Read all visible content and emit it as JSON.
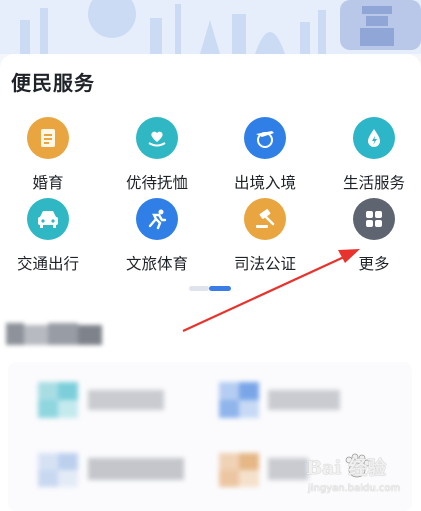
{
  "section": {
    "title": "便民服务"
  },
  "services": [
    {
      "label": "婚育",
      "icon": "marriage-document-icon",
      "color": "#e9a53f"
    },
    {
      "label": "优待抚恤",
      "icon": "heart-hand-icon",
      "color": "#2fb8c4"
    },
    {
      "label": "出境入境",
      "icon": "airplane-globe-icon",
      "color": "#2f7fe6"
    },
    {
      "label": "生活服务",
      "icon": "water-bolt-icon",
      "color": "#2cb6c7"
    },
    {
      "label": "交通出行",
      "icon": "car-icon",
      "color": "#2fb8c4"
    },
    {
      "label": "文旅体育",
      "icon": "runner-icon",
      "color": "#2f7fe6"
    },
    {
      "label": "司法公证",
      "icon": "gavel-icon",
      "color": "#e9a53f"
    },
    {
      "label": "更多",
      "icon": "grid-more-icon",
      "color": "#5e6470"
    }
  ],
  "pager": {
    "pages": 2,
    "active": 2
  },
  "watermark": {
    "brand": "Bai 经验",
    "url": "jingyan.baidu.com"
  },
  "colors": {
    "accent": "#3a7de6",
    "arrow": "#e8322b"
  }
}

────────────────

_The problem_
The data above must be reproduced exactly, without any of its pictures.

_Task result_
Read all visible content and emit it as JSON.
{
  "section": {
    "title": "便民服务"
  },
  "services": [
    {
      "label": "婚育",
      "icon": "marriage-document-icon",
      "color": "#e9a53f"
    },
    {
      "label": "优待抚恤",
      "icon": "heart-hand-icon",
      "color": "#2fb8c4"
    },
    {
      "label": "出境入境",
      "icon": "airplane-globe-icon",
      "color": "#2f7fe6"
    },
    {
      "label": "生活服务",
      "icon": "water-bolt-icon",
      "color": "#2cb6c7"
    },
    {
      "label": "交通出行",
      "icon": "car-icon",
      "color": "#2fb8c4"
    },
    {
      "label": "文旅体育",
      "icon": "runner-icon",
      "color": "#2f7fe6"
    },
    {
      "label": "司法公证",
      "icon": "gavel-icon",
      "color": "#e9a53f"
    },
    {
      "label": "更多",
      "icon": "grid-more-icon",
      "color": "#5e6470"
    }
  ],
  "pager": {
    "pages": 2,
    "active": 2
  },
  "watermark": {
    "brand": "Bai 经验",
    "url": "jingyan.baidu.com"
  },
  "colors": {
    "accent": "#3a7de6",
    "arrow": "#e8322b"
  }
}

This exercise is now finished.